STATE OF NORTH CAROLINA
v. No. 04 CRS 103205, 84879
REGINALD LAMONT WILLIAMS
Attorney General Roy Cooper, by Assistant Attorney General
Steven A. Armstrong, for the State.
Lynne Rupp for defendant-appellant.
MARTIN, Chief Judge.
A jury found defendant guilty of conspiracy to sell cocaine.
He entered a plea of guilty to having attained habitual felon
status and a prior record level III. The trial court determined
defendant had a prior record level of III and sentenced him to an
active prison term of 104 to 135 months. Defendant appeals.
The State adduced evidence that Raleigh Police Officers G.J. Porterfield and J.L. Jordan made an undercover purchase of crack cocaine at the intersection of Lord Anson Drive and Poole Road on the night of 13 October 2004, as part of the department's Community Assistance Narcotics Enforcement or CANE project. Porterfield, a sixteen-year veteran of the department, had been a patrol officerin defendant's Poole Road neighborhood for five and one-half years and described the T-intersection of Poole Road and Lord Anson Drive as a high complaint area for drug activity. Based on his familiarity with street-level drug sales in the area, Porterfield described the method of conducting such transactions as follows:
Basically how street-level drug transactions usually occur is a vehicle or a person on foot would walk into the area and make visual contact with potential sellers.
If that person is a seller they will acknowledge. Usually the terminology is: What do you need? What can I get you?
From that point the talk is about what type of drug, how much they want, and how much they want to spend.
. . .
What shorthand is used for it is: I need a 20. I need a rock.

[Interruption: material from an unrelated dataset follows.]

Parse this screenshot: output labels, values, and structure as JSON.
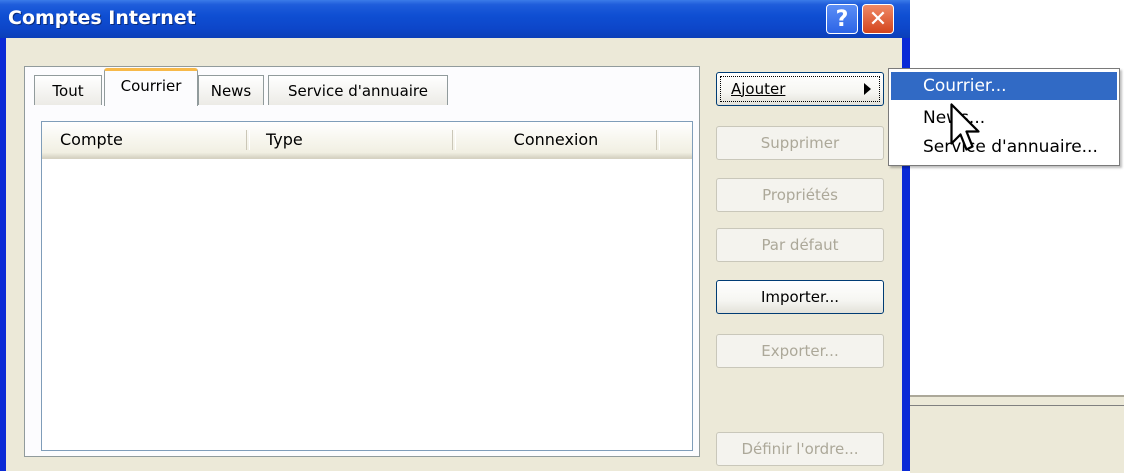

That type language.
Jordan, a twenty-seven-year veteran of the department, had participated in well over a hundred drug investigations as both an investigator and a patrol officer and had made numerous arrests from that particular corner for drug sales[.] From his experience, cocaine dealers typically did not carry drugs on their person, in case they were arrested or robbed. They maintained a hidden stash of drugs which they could access as needed to make a sale. Jordan further averred that it was not unusual for someone to work selling drugs in order to get drugs for themselves.
On the night of 13 October 2004, Porterfield and Jordan drove in an unmarked van to the intersection of Poole Road and Lord AnsonDrive and parked in front of a convenience store. From the passenger's seat, Jordan saw defendant standing next to a second man at the edge of the store's parking lot. Jordan and defendant made eye contact and nodded at each other. Defendant approached Jordan's window and asked, What do you need? According to Jordan, that's what they do usually. If they're selling drugs they come to you. They ask you the question what you need, what you want, what you look for. Jordan replied that he needed a 20, which was street terminology for $20 worth of cocaine, crack cocaine. Defendant turned to his left toward the convenience store and hollered for someone to come to him. A woman, later identified as Chana Marks, walked over to the van from the direction of the store and joined defendant at Jordan's window. Defendant told Marks, Go get him a 20. Marks walked down Poole Road, turned left beside a house, and disappeared from Jordan's view. Defendant returned to his prior location in the parking lot. Within a minute or two at the most, Marks came back to Jordan's window and, without saying a word, gave him a small off-white pebble-shaped object wrapped in the corner of a plastic baggie in exchange for $20. Marks walked over to defendant and spoke with him while the officers radioed the take-down unit. As she walked back down to the corner of Poole Road, uniformed officers arrived and detained her and defendant. Officers found a crack pipe in Marks' pocket. Defendant had no drugs, drug paraphernalia or money on his person. A forensic chemist tested the object Marks sold toJordan and determined that it was one-tenth of a gram of cocaine base.
Marks testified that she had been convicted for selling crack cocaine to Jordan and served an eight month prison sentence. She had worked for fifteen years as a drug runner for multiple dealers, receiving crack cocaine in exchange for her services. The dealers in the area either held the drugs on their persons or kept their stashes of drugs very c[l]ose to them where they can see them. Marks had known defendant for years from the neighborhood but did not work with him or sell drugs for him. On the night of 13 October 2004, she was standing near defendant on the sidewalk in front of the convenience store when a van arrived. After the van's occupant said something to defendant, he turned toward Marks and said, [H]e's got a 20. Marks walked across the street and obtained $20 worth of crack cocaine from a dealer named Marcus, who was sitting right on the corner of the front porch of the house. After completing the sale, she was arrested on her way to deliver the money to Marcus. The police took the $20 bill from her and found the stem she used to smoke cocaine. Marks denied stopping to speak to defendant before returning to Marcus.
*** Converted from WordPerfect ***